### Brief
Work out how many lines of the material contain the string "icon". Respond with the number only.

### Given records
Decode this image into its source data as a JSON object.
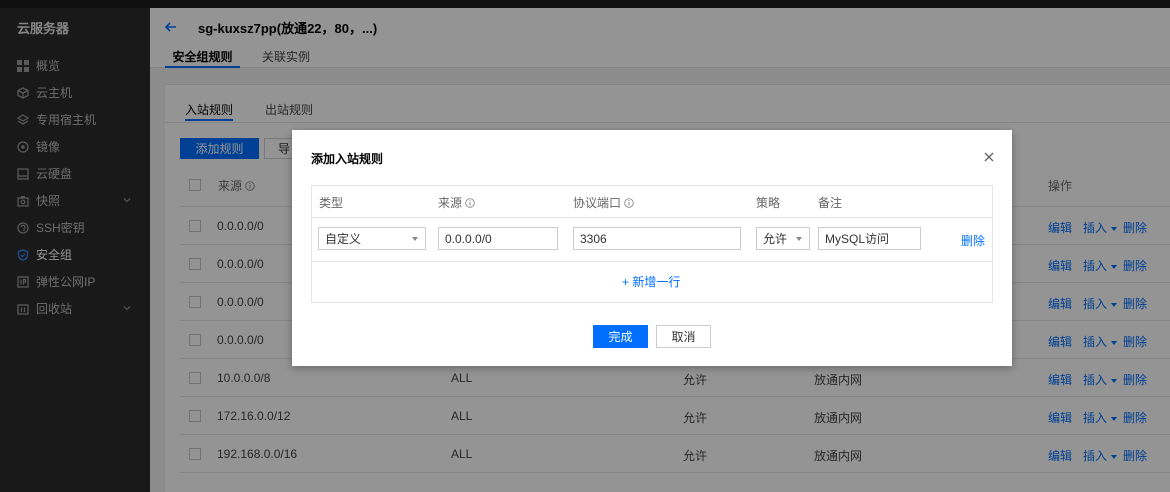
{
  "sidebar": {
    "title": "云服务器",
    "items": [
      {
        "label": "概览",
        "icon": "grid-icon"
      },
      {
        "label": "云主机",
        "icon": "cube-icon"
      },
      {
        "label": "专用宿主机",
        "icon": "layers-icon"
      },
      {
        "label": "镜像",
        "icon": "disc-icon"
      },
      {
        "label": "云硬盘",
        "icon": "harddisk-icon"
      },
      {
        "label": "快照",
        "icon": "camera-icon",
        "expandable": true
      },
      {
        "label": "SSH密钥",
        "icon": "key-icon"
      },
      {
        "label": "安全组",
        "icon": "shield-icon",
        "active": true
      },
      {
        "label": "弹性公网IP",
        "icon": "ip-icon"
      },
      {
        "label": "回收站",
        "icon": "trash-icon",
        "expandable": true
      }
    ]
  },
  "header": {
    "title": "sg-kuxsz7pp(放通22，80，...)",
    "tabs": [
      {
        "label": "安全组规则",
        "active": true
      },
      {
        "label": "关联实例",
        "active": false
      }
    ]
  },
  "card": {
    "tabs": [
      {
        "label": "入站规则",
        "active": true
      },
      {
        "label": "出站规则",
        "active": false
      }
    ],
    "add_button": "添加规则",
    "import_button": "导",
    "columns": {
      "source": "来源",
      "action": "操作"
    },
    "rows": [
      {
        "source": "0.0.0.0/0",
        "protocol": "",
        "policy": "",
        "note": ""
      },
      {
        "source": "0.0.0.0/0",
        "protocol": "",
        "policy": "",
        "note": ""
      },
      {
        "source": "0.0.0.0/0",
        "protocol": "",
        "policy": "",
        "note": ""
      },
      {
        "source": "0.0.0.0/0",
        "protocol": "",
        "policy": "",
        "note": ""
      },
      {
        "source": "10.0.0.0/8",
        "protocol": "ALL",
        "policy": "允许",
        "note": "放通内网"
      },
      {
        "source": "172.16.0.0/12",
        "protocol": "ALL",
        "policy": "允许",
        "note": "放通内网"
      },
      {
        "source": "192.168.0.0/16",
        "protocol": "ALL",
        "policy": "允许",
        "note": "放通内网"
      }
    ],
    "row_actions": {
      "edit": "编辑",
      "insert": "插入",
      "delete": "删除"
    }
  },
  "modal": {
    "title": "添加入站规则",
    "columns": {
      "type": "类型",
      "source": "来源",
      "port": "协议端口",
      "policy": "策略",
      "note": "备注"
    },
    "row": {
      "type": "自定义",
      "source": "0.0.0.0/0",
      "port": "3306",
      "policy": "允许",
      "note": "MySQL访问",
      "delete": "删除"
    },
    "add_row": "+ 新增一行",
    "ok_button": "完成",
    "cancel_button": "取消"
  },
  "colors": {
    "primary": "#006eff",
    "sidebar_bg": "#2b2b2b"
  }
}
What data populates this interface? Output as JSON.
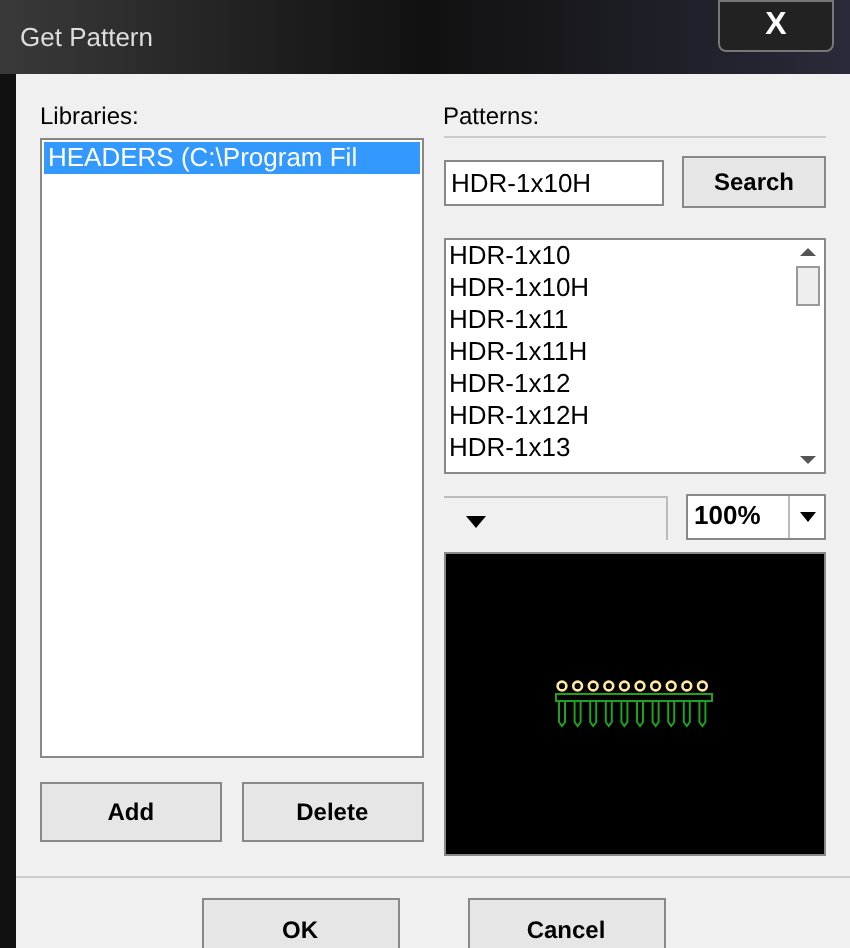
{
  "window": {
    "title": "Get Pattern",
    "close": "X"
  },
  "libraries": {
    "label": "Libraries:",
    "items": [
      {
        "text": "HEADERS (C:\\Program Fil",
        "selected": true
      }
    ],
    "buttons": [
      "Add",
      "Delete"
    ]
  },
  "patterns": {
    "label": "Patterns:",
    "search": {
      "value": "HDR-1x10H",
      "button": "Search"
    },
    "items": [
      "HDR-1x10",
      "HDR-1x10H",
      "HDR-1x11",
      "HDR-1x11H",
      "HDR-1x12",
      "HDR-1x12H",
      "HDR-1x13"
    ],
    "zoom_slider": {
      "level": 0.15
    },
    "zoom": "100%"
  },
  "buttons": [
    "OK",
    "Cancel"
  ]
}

### Response to this exercise
10